Website and app data records
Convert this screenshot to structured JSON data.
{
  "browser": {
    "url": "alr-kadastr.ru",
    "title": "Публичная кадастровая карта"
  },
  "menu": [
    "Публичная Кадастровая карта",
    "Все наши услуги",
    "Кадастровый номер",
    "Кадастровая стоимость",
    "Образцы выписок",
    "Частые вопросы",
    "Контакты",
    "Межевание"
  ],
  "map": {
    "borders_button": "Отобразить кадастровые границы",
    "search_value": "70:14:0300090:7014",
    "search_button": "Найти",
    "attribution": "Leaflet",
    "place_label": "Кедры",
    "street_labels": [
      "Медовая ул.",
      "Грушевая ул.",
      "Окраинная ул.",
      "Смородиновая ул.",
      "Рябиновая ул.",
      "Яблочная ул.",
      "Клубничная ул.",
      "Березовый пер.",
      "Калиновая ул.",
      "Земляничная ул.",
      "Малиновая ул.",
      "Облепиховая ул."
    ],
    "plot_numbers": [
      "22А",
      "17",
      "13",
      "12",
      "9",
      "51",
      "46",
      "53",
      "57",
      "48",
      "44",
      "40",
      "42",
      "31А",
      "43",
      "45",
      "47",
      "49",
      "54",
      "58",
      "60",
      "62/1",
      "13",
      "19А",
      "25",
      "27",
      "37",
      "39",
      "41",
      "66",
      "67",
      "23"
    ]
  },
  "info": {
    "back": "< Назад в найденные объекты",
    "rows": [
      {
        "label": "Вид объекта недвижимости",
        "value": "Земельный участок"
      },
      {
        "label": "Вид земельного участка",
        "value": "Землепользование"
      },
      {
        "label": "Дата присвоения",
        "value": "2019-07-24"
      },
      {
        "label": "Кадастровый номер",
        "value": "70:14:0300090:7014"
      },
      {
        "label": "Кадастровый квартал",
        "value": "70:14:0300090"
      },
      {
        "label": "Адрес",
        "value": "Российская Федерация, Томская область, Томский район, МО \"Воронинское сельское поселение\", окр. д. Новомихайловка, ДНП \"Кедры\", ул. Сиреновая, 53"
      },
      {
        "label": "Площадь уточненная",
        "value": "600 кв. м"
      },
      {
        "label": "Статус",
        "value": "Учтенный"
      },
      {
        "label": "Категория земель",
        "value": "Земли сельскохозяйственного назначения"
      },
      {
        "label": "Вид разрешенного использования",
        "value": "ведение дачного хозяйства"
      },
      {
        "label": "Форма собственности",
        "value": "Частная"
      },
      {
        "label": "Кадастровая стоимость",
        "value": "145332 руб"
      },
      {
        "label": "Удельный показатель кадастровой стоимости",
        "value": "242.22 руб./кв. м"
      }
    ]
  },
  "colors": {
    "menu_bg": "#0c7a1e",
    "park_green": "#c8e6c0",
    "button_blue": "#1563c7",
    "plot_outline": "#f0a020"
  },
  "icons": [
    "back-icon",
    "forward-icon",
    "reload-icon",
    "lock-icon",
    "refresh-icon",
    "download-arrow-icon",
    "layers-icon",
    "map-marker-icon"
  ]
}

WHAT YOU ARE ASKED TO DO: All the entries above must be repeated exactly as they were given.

ANSWER TO THIS PROBLEM:
Convert this screenshot to structured JSON data.
{
  "browser": {
    "url": "alr-kadastr.ru",
    "title": "Публичная кадастровая карта"
  },
  "menu": [
    "Публичная Кадастровая карта",
    "Все наши услуги",
    "Кадастровый номер",
    "Кадастровая стоимость",
    "Образцы выписок",
    "Частые вопросы",
    "Контакты",
    "Межевание"
  ],
  "map": {
    "borders_button": "Отобразить кадастровые границы",
    "search_value": "70:14:0300090:7014",
    "search_button": "Найти",
    "attribution": "Leaflet",
    "place_label": "Кедры",
    "street_labels": [
      "Медовая ул.",
      "Грушевая ул.",
      "Окраинная ул.",
      "Смородиновая ул.",
      "Рябиновая ул.",
      "Яблочная ул.",
      "Клубничная ул.",
      "Березовый пер.",
      "Калиновая ул.",
      "Земляничная ул.",
      "Малиновая ул.",
      "Облепиховая ул."
    ],
    "plot_numbers": [
      "22А",
      "17",
      "13",
      "12",
      "9",
      "51",
      "46",
      "53",
      "57",
      "48",
      "44",
      "40",
      "42",
      "31А",
      "43",
      "45",
      "47",
      "49",
      "54",
      "58",
      "60",
      "62/1",
      "13",
      "19А",
      "25",
      "27",
      "37",
      "39",
      "41",
      "66",
      "67",
      "23"
    ]
  },
  "info": {
    "back": "< Назад в найденные объекты",
    "rows": [
      {
        "label": "Вид объекта недвижимости",
        "value": "Земельный участок"
      },
      {
        "label": "Вид земельного участка",
        "value": "Землепользование"
      },
      {
        "label": "Дата присвоения",
        "value": "2019-07-24"
      },
      {
        "label": "Кадастровый номер",
        "value": "70:14:0300090:7014"
      },
      {
        "label": "Кадастровый квартал",
        "value": "70:14:0300090"
      },
      {
        "label": "Адрес",
        "value": "Российская Федерация, Томская область, Томский район, МО \"Воронинское сельское поселение\", окр. д. Новомихайловка, ДНП \"Кедры\", ул. Сиреновая, 53"
      },
      {
        "label": "Площадь уточненная",
        "value": "600 кв. м"
      },
      {
        "label": "Статус",
        "value": "Учтенный"
      },
      {
        "label": "Категория земель",
        "value": "Земли сельскохозяйственного назначения"
      },
      {
        "label": "Вид разрешенного использования",
        "value": "ведение дачного хозяйства"
      },
      {
        "label": "Форма собственности",
        "value": "Частная"
      },
      {
        "label": "Кадастровая стоимость",
        "value": "145332 руб"
      },
      {
        "label": "Удельный показатель кадастровой стоимости",
        "value": "242.22 руб./кв. м"
      }
    ]
  },
  "colors": {
    "menu_bg": "#0c7a1e",
    "park_green": "#c8e6c0",
    "button_blue": "#1563c7",
    "plot_outline": "#f0a020"
  },
  "icons": [
    "back-icon",
    "forward-icon",
    "reload-icon",
    "lock-icon",
    "refresh-icon",
    "download-arrow-icon",
    "layers-icon",
    "map-marker-icon"
  ]
}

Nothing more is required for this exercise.